Recently my Samsung Galaxy SII passed away. So I started looking for a new mobile. I was always very pleased with the capabilities of the Samsung Galaxy SII and did not see the need to obtain a mobile with more capabilities. In my search I came across the LG Nexus 5 (320 euro) and the Motorola Moto G (207 euro) as a replacement. Here is a specification list of my old phone and the two candidate replacements.
After reading several reviews about the Nexus 5 and the Moto G on the Dutch technology site Tweakers, I decided to choose for the Moto G. The Moto G had come out pretty well out of the reviews and it has about the same technical specifications as the Samsung Galaxy SII as can be seen from the list above. Of course the Nexus 5 has better specifications but, as I mentioned, I was always satisfied about the Galaxy SII and did not deem the difference in price, 113 euro, worth it. My main priority was that all the apps that I use run seemingly smoothly.
Now that I have the Moto G in my possession for a while I can say that for now I think it is a really good replacement of my Galaxy SII. Both the speed and display are good in my opinion. One of the things I really like, compared to my old mobile, is that it — almost — runs stock android. Hence there is very less bloatware compared to the Galaxy SII — because of this I actually installed the custom rom CyanogenMod, but this maybe of importance in case you do not want to install a custom rom on your mobile because of warranty issues. Furthermore, I like the rubber mat back cover, it is really simple and feels sturdy. Something what I do not like are the buttons, power and volume. To me they do not look very sturdy. This is mainly caused by the fact that they can be wiggled a lot, from my impression, in the housing. We will see if they cause some problems in the future. For now I am really glad that I did buy this mobile. Below are some pictures of the Moto G when I received it.
Along with the Moto G I bought six screen protectors and an Orzly wallet case, see pictures below. While I am satisfied with the screen protectors, the Orzly wallet case turned out to be a pig in a poke. Firstly the the it seems to be too thin. The back and the front are made of one piece of leather. When the case is closed there is miss alignment with the begin and end. When we lay down the case on top of the table, it does not close by itself. It hovers with a certain angle, also indicating it is too thin. This is even shown more when you have two cards in it. The two card stocks inside the case are also matter of concern. It is hard to get a card in the card stock. You really need to apply pressure to put a card in. When it is used more frequently this might improve. However, I think that the binding of the leather from the card stocks will not hold very long when they are used on a daily basis. Luckily I did not throw my real wallet away yet but I will restart my search for a better casing.

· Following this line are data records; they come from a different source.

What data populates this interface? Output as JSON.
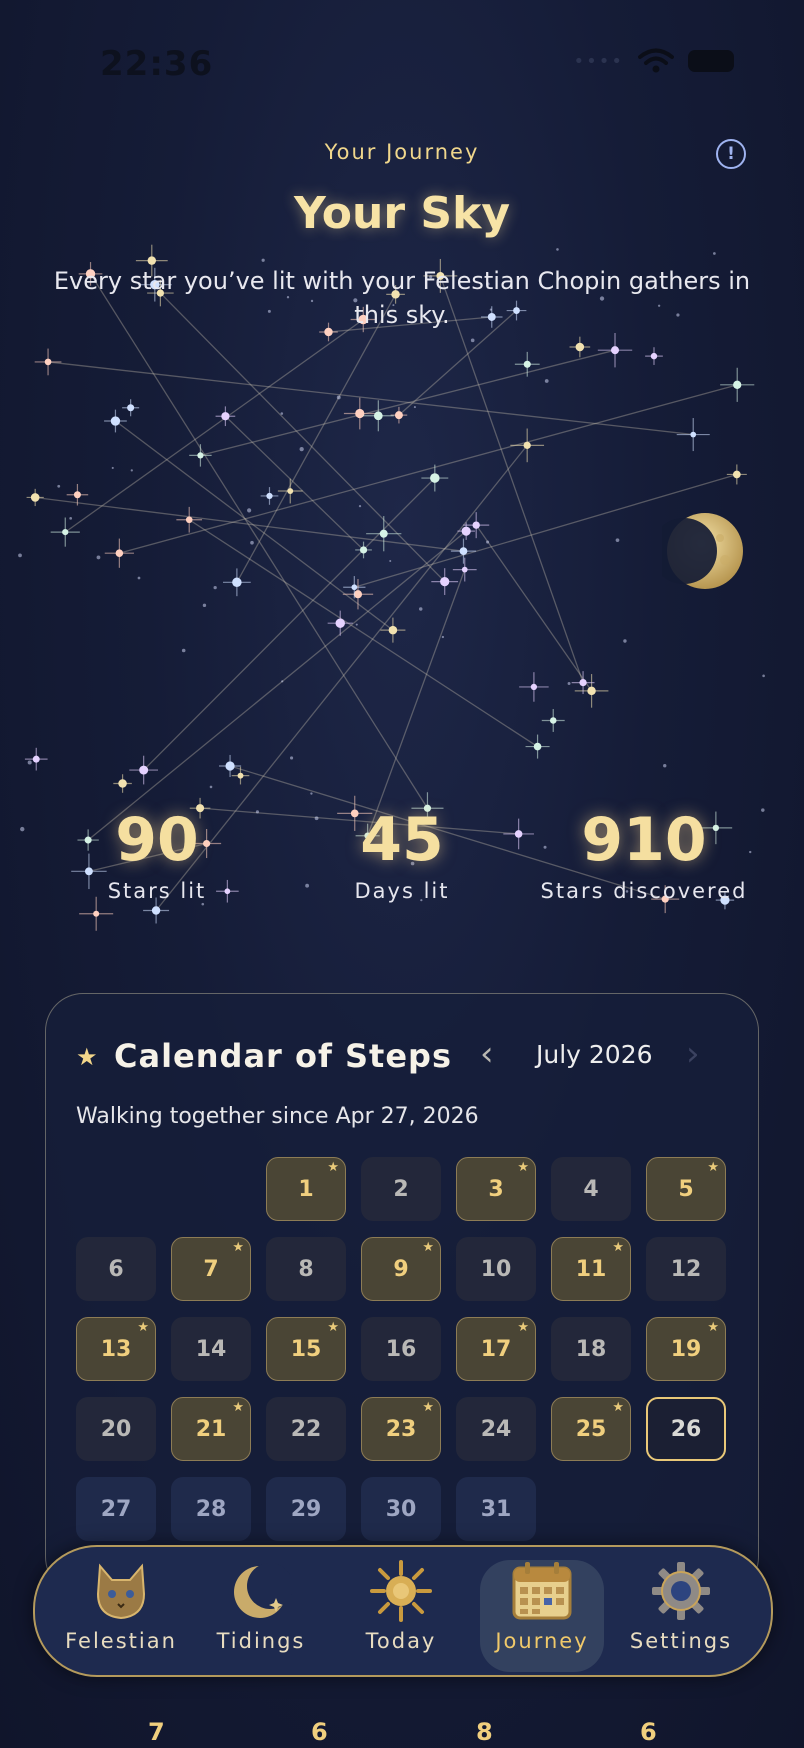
{
  "status": {
    "time": "22:36"
  },
  "header": {
    "eyebrow": "Your Journey",
    "info_icon": "info-icon",
    "title": "Your Sky",
    "subtitle": "Every star you’ve lit with your Felestian Chopin gathers in this sky."
  },
  "stats": [
    {
      "value": "90",
      "label": "Stars lit"
    },
    {
      "value": "45",
      "label": "Days lit"
    },
    {
      "value": "910",
      "label": "Stars discovered"
    }
  ],
  "calendar": {
    "title": "Calendar of Steps",
    "month": "July 2026",
    "since": "Walking together since Apr 27, 2026",
    "days": [
      {
        "d": "1",
        "state": "lit"
      },
      {
        "d": "2",
        "state": "none"
      },
      {
        "d": "3",
        "state": "lit"
      },
      {
        "d": "4",
        "state": "none"
      },
      {
        "d": "5",
        "state": "lit"
      },
      {
        "d": "6",
        "state": "none"
      },
      {
        "d": "7",
        "state": "lit"
      },
      {
        "d": "8",
        "state": "none"
      },
      {
        "d": "9",
        "state": "lit"
      },
      {
        "d": "10",
        "state": "none"
      },
      {
        "d": "11",
        "state": "lit"
      },
      {
        "d": "12",
        "state": "none"
      },
      {
        "d": "13",
        "state": "lit"
      },
      {
        "d": "14",
        "state": "none"
      },
      {
        "d": "15",
        "state": "lit"
      },
      {
        "d": "16",
        "state": "none"
      },
      {
        "d": "17",
        "state": "lit"
      },
      {
        "d": "18",
        "state": "none"
      },
      {
        "d": "19",
        "state": "lit"
      },
      {
        "d": "20",
        "state": "none"
      },
      {
        "d": "21",
        "state": "lit"
      },
      {
        "d": "22",
        "state": "none"
      },
      {
        "d": "23",
        "state": "lit"
      },
      {
        "d": "24",
        "state": "none"
      },
      {
        "d": "25",
        "state": "lit"
      },
      {
        "d": "26",
        "state": "today"
      },
      {
        "d": "27",
        "state": "future"
      },
      {
        "d": "28",
        "state": "future"
      },
      {
        "d": "29",
        "state": "future"
      },
      {
        "d": "30",
        "state": "future"
      },
      {
        "d": "31",
        "state": "future"
      }
    ]
  },
  "weeks_peek": [
    "7",
    "6",
    "8",
    "6"
  ],
  "tabs": [
    {
      "label": "Felestian",
      "icon": "cat-icon",
      "active": false
    },
    {
      "label": "Tidings",
      "icon": "crescent-moon-icon",
      "active": false
    },
    {
      "label": "Today",
      "icon": "sun-icon",
      "active": false
    },
    {
      "label": "Journey",
      "icon": "calendar-icon",
      "active": true
    },
    {
      "label": "Settings",
      "icon": "gear-icon",
      "active": false
    }
  ],
  "colors": {
    "gold": "#f0cf7e",
    "background": "#151c37",
    "accent_blue": "#9fb3f0"
  }
}
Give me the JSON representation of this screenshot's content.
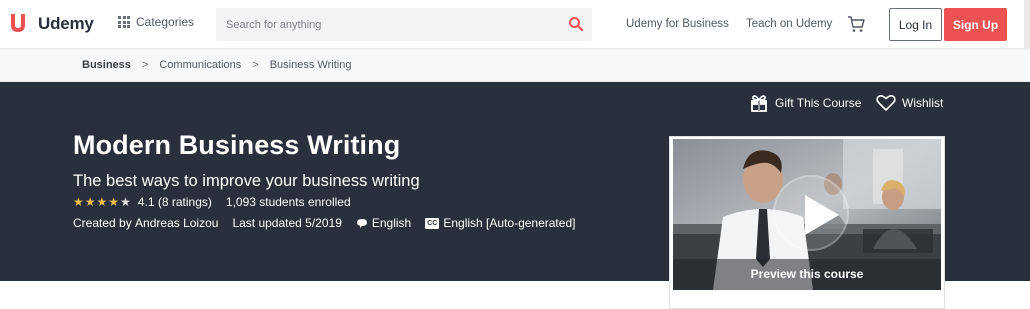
{
  "header": {
    "logo_text": "Udemy",
    "categories_label": "Categories",
    "search_placeholder": "Search for anything",
    "business_link": "Udemy for Business",
    "teach_link": "Teach on Udemy",
    "login_label": "Log In",
    "signup_label": "Sign Up",
    "brand_color": "#ec5252"
  },
  "breadcrumb": [
    "Business",
    "Communications",
    "Business Writing"
  ],
  "breadcrumb_separator": ">",
  "hero": {
    "gift_label": "Gift This Course",
    "wishlist_label": "Wishlist",
    "title": "Modern Business Writing",
    "subtitle": "The best ways to improve your business writing",
    "rating_value": "4.1",
    "rating_count": "(8 ratings)",
    "stars": 4.1,
    "enrolled": "1,093 students enrolled",
    "created_by_label": "Created by",
    "instructor": "Andreas Loizou",
    "last_updated": "Last updated 5/2019",
    "language": "English",
    "captions_icon_text": "CC",
    "captions": "English [Auto-generated]",
    "background_color": "#29303b"
  },
  "preview": {
    "label": "Preview this course"
  }
}
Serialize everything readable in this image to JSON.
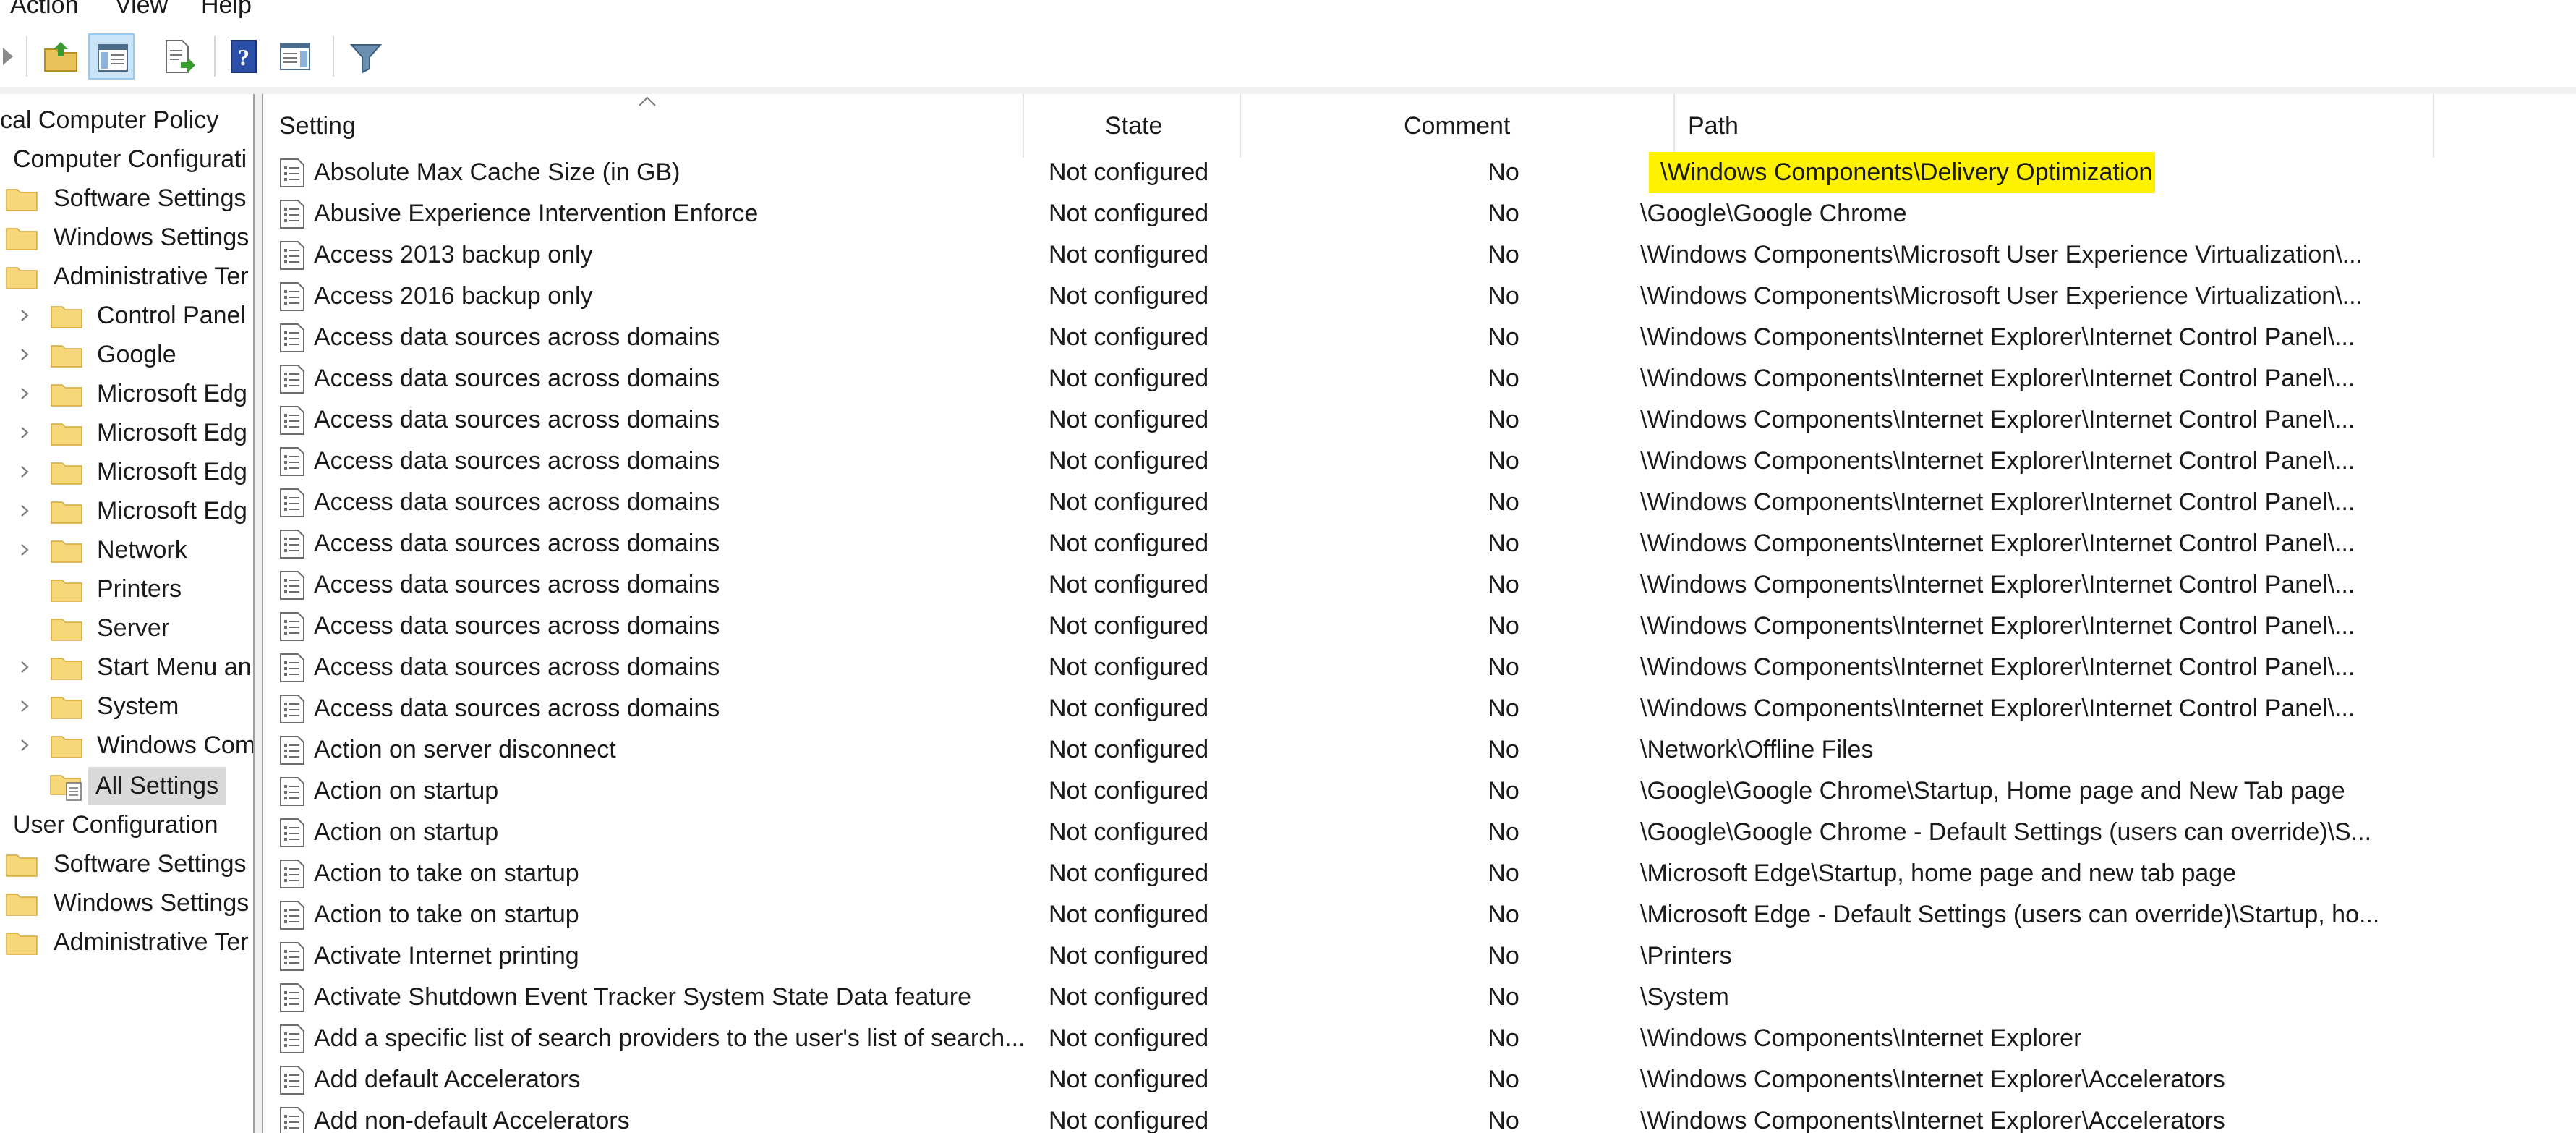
{
  "menu": {
    "action": "Action",
    "view": "View",
    "help": "Help"
  },
  "toolbar": {
    "buttons": [
      {
        "icon": "back-arrow-icon"
      },
      {
        "icon": "up-folder-icon"
      },
      {
        "icon": "show-hide-tree-icon",
        "active": true
      },
      {
        "icon": "export-list-icon"
      },
      {
        "icon": "help-icon"
      },
      {
        "icon": "show-action-pane-icon"
      },
      {
        "icon": "filter-icon"
      }
    ]
  },
  "tree": {
    "root": "cal Computer Policy",
    "computer_config": "Computer Configurati",
    "software_settings": "Software Settings",
    "windows_settings": "Windows Settings",
    "admin_templates": "Administrative Ter",
    "items": [
      {
        "label": "Control Panel",
        "expandable": true
      },
      {
        "label": "Google",
        "expandable": true
      },
      {
        "label": "Microsoft Edg",
        "expandable": true
      },
      {
        "label": "Microsoft Edg",
        "expandable": true
      },
      {
        "label": "Microsoft Edg",
        "expandable": true
      },
      {
        "label": "Microsoft Edg",
        "expandable": true
      },
      {
        "label": "Network",
        "expandable": true
      },
      {
        "label": "Printers",
        "expandable": false
      },
      {
        "label": "Server",
        "expandable": false
      },
      {
        "label": "Start Menu an",
        "expandable": true
      },
      {
        "label": "System",
        "expandable": true
      },
      {
        "label": "Windows Com",
        "expandable": true
      }
    ],
    "all_settings": "All Settings",
    "user_config": "User Configuration",
    "user_software_settings": "Software Settings",
    "user_windows_settings": "Windows Settings",
    "user_admin_templates": "Administrative Ter"
  },
  "table": {
    "columns": {
      "setting": "Setting",
      "state": "State",
      "comment": "Comment",
      "path": "Path"
    },
    "rows": [
      {
        "setting": "Absolute Max Cache Size (in GB)",
        "state": "Not configured",
        "comment": "No",
        "path": "\\Windows Components\\Delivery Optimization",
        "highlight": true
      },
      {
        "setting": "Abusive Experience Intervention Enforce",
        "state": "Not configured",
        "comment": "No",
        "path": "\\Google\\Google Chrome"
      },
      {
        "setting": "Access 2013 backup only",
        "state": "Not configured",
        "comment": "No",
        "path": "\\Windows Components\\Microsoft User Experience Virtualization\\..."
      },
      {
        "setting": "Access 2016 backup only",
        "state": "Not configured",
        "comment": "No",
        "path": "\\Windows Components\\Microsoft User Experience Virtualization\\..."
      },
      {
        "setting": "Access data sources across domains",
        "state": "Not configured",
        "comment": "No",
        "path": "\\Windows Components\\Internet Explorer\\Internet Control Panel\\..."
      },
      {
        "setting": "Access data sources across domains",
        "state": "Not configured",
        "comment": "No",
        "path": "\\Windows Components\\Internet Explorer\\Internet Control Panel\\..."
      },
      {
        "setting": "Access data sources across domains",
        "state": "Not configured",
        "comment": "No",
        "path": "\\Windows Components\\Internet Explorer\\Internet Control Panel\\..."
      },
      {
        "setting": "Access data sources across domains",
        "state": "Not configured",
        "comment": "No",
        "path": "\\Windows Components\\Internet Explorer\\Internet Control Panel\\..."
      },
      {
        "setting": "Access data sources across domains",
        "state": "Not configured",
        "comment": "No",
        "path": "\\Windows Components\\Internet Explorer\\Internet Control Panel\\..."
      },
      {
        "setting": "Access data sources across domains",
        "state": "Not configured",
        "comment": "No",
        "path": "\\Windows Components\\Internet Explorer\\Internet Control Panel\\..."
      },
      {
        "setting": "Access data sources across domains",
        "state": "Not configured",
        "comment": "No",
        "path": "\\Windows Components\\Internet Explorer\\Internet Control Panel\\..."
      },
      {
        "setting": "Access data sources across domains",
        "state": "Not configured",
        "comment": "No",
        "path": "\\Windows Components\\Internet Explorer\\Internet Control Panel\\..."
      },
      {
        "setting": "Access data sources across domains",
        "state": "Not configured",
        "comment": "No",
        "path": "\\Windows Components\\Internet Explorer\\Internet Control Panel\\..."
      },
      {
        "setting": "Access data sources across domains",
        "state": "Not configured",
        "comment": "No",
        "path": "\\Windows Components\\Internet Explorer\\Internet Control Panel\\..."
      },
      {
        "setting": "Action on server disconnect",
        "state": "Not configured",
        "comment": "No",
        "path": "\\Network\\Offline Files"
      },
      {
        "setting": "Action on startup",
        "state": "Not configured",
        "comment": "No",
        "path": "\\Google\\Google Chrome\\Startup, Home page and New Tab page"
      },
      {
        "setting": "Action on startup",
        "state": "Not configured",
        "comment": "No",
        "path": "\\Google\\Google Chrome - Default Settings (users can override)\\S..."
      },
      {
        "setting": "Action to take on startup",
        "state": "Not configured",
        "comment": "No",
        "path": "\\Microsoft Edge\\Startup, home page and new tab page"
      },
      {
        "setting": "Action to take on startup",
        "state": "Not configured",
        "comment": "No",
        "path": "\\Microsoft Edge - Default Settings (users can override)\\Startup, ho..."
      },
      {
        "setting": "Activate Internet printing",
        "state": "Not configured",
        "comment": "No",
        "path": "\\Printers"
      },
      {
        "setting": "Activate Shutdown Event Tracker System State Data feature",
        "state": "Not configured",
        "comment": "No",
        "path": "\\System"
      },
      {
        "setting": "Add a specific list of search providers to the user's list of search...",
        "state": "Not configured",
        "comment": "No",
        "path": "\\Windows Components\\Internet Explorer"
      },
      {
        "setting": "Add default Accelerators",
        "state": "Not configured",
        "comment": "No",
        "path": "\\Windows Components\\Internet Explorer\\Accelerators"
      },
      {
        "setting": "Add non-default Accelerators",
        "state": "Not configured",
        "comment": "No",
        "path": "\\Windows Components\\Internet Explorer\\Accelerators"
      }
    ]
  },
  "colors": {
    "highlight": "#fff200",
    "selection": "#d9d9d9",
    "active_button": "#cce4f7",
    "folder": "#f6d77a"
  }
}
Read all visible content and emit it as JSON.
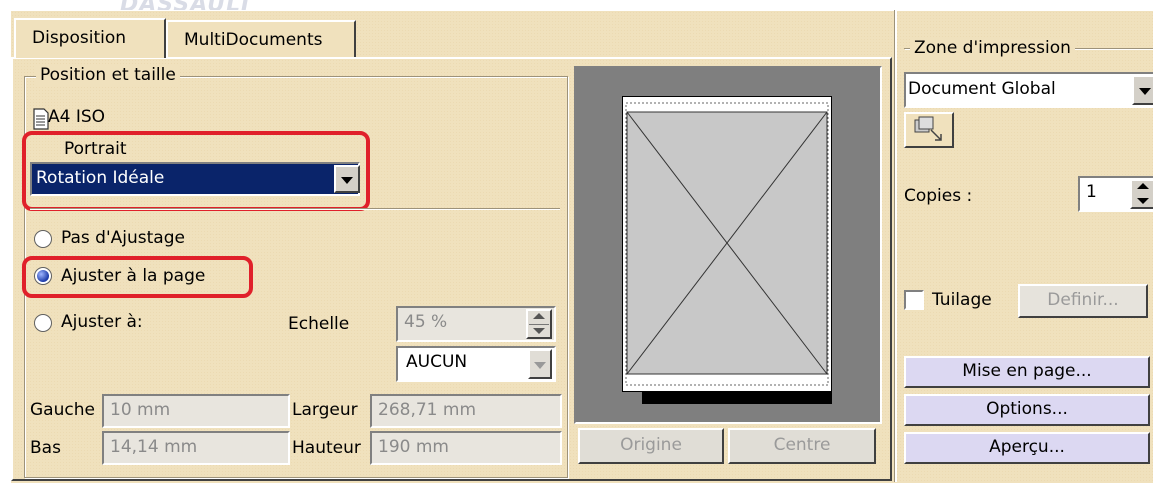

— Update, 2014-06-24 —
I found out that the Orzly Wallet Case was positively reviewed in a video on youtube. I then decided to create, in my opinion, a more fairer video review. I try to point out the positive sides of the case but also to the negative ones. This is the first video review I created.